*** Data supplied ***
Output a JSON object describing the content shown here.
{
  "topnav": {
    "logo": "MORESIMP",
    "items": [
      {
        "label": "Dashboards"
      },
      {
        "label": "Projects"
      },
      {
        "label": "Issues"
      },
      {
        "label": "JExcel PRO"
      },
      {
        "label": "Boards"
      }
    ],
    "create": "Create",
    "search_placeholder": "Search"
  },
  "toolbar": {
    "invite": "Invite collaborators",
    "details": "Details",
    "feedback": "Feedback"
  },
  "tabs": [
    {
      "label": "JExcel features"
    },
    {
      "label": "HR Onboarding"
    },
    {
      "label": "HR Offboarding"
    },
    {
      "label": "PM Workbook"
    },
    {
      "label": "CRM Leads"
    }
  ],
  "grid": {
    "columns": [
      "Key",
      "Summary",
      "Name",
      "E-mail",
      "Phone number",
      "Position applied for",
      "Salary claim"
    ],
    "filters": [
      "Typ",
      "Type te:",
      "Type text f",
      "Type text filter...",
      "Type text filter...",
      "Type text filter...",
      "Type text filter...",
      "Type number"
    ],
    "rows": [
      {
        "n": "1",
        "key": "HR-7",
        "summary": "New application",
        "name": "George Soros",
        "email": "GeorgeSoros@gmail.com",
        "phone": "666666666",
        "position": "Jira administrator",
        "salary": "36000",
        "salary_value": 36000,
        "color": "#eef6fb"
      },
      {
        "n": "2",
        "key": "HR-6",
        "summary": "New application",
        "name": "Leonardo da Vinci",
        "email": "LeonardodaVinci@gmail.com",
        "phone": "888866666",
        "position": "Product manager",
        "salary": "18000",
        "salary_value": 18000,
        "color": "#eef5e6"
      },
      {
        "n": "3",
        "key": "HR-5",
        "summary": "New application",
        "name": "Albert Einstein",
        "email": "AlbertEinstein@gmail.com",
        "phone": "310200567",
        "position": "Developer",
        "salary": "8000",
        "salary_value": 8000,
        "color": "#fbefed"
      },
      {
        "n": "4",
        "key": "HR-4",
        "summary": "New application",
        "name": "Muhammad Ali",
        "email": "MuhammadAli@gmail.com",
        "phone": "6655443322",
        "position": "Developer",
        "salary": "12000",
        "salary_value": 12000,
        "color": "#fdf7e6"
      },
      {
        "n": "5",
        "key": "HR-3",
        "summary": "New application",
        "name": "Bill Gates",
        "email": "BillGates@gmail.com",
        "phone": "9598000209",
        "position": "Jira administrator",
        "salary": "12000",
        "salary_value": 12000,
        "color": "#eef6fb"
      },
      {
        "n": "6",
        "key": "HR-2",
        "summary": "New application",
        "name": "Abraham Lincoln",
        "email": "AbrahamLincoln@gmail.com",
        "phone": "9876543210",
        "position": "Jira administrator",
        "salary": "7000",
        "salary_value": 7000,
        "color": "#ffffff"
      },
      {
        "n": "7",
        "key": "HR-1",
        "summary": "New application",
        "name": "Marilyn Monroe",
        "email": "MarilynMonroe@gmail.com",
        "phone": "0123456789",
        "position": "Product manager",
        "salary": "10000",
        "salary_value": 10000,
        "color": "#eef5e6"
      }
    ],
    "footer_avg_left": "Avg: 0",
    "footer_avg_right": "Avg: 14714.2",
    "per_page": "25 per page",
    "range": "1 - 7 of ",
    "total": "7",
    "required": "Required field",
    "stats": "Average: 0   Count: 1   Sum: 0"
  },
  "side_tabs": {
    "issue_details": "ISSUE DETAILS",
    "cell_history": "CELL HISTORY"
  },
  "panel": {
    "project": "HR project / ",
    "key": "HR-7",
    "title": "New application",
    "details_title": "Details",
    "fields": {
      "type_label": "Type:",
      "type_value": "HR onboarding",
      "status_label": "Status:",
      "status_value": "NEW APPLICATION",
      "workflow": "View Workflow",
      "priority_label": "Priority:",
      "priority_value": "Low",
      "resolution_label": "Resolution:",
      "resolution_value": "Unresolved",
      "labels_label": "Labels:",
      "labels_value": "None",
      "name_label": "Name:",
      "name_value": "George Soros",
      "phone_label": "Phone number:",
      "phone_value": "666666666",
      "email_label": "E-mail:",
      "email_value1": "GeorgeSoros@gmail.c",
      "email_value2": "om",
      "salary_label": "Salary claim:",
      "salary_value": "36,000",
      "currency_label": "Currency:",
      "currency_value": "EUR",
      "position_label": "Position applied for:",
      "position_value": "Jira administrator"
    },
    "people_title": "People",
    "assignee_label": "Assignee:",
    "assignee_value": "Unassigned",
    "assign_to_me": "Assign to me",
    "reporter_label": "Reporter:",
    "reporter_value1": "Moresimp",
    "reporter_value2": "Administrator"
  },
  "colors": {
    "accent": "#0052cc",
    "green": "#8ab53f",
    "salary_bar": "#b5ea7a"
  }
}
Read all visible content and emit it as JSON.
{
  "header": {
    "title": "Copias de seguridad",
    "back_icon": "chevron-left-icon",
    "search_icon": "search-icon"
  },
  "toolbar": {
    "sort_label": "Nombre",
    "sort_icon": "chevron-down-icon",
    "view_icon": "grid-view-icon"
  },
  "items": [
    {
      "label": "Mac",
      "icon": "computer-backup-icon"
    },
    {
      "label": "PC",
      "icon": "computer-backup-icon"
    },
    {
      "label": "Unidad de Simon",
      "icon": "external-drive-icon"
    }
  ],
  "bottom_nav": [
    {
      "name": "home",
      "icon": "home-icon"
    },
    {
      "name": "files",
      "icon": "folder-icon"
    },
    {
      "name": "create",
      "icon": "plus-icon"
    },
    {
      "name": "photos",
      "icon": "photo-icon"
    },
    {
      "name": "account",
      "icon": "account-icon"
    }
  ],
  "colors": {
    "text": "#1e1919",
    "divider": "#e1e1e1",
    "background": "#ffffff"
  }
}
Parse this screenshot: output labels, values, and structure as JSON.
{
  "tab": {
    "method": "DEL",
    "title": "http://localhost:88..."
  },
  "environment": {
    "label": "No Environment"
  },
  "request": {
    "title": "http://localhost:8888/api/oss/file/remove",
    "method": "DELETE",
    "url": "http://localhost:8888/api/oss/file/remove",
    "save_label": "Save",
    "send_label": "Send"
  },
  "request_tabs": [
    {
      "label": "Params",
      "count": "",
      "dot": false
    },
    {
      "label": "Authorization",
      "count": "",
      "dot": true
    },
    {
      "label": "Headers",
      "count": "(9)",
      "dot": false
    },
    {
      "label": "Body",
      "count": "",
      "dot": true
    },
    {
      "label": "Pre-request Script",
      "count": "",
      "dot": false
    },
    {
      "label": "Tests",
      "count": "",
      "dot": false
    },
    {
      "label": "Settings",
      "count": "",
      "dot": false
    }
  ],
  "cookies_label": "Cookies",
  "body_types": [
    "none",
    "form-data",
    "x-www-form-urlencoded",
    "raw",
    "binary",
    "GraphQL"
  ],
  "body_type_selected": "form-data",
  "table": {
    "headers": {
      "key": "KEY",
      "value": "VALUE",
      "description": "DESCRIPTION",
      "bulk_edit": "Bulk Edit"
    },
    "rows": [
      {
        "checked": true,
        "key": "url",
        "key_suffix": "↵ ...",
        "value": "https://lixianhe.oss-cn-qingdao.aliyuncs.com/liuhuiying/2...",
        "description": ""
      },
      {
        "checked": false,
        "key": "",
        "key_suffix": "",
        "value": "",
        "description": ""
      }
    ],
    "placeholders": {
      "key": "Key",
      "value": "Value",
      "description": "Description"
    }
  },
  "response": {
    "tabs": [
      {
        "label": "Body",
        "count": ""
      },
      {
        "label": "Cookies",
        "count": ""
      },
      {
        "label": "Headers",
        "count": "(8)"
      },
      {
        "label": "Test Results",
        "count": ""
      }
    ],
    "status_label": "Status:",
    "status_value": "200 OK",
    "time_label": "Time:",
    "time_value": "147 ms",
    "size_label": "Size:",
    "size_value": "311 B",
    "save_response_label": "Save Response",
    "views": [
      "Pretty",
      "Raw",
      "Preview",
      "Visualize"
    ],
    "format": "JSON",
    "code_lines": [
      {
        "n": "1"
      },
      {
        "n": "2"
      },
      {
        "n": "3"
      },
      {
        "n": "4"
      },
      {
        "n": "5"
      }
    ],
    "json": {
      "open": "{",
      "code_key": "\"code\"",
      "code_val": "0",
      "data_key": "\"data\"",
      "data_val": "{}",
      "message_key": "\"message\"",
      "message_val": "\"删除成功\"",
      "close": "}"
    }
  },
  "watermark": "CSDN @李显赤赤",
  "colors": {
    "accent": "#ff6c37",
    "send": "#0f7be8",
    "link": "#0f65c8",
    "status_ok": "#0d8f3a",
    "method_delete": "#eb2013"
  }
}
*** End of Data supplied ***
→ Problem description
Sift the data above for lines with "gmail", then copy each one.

→ Answer to this exercise
        "email": "GeorgeSoros@gmail.com",
        "email": "LeonardodaVinci@gmail.com",
        "email": "AlbertEinstein@gmail.com",
        "email": "MuhammadAli@gmail.com",
        "email": "BillGates@gmail.com",
        "email": "AbrahamLincoln@gmail.com",
        "email": "MarilynMonroe@gmail.com",
      "email_value1": "GeorgeSoros@gmail.c",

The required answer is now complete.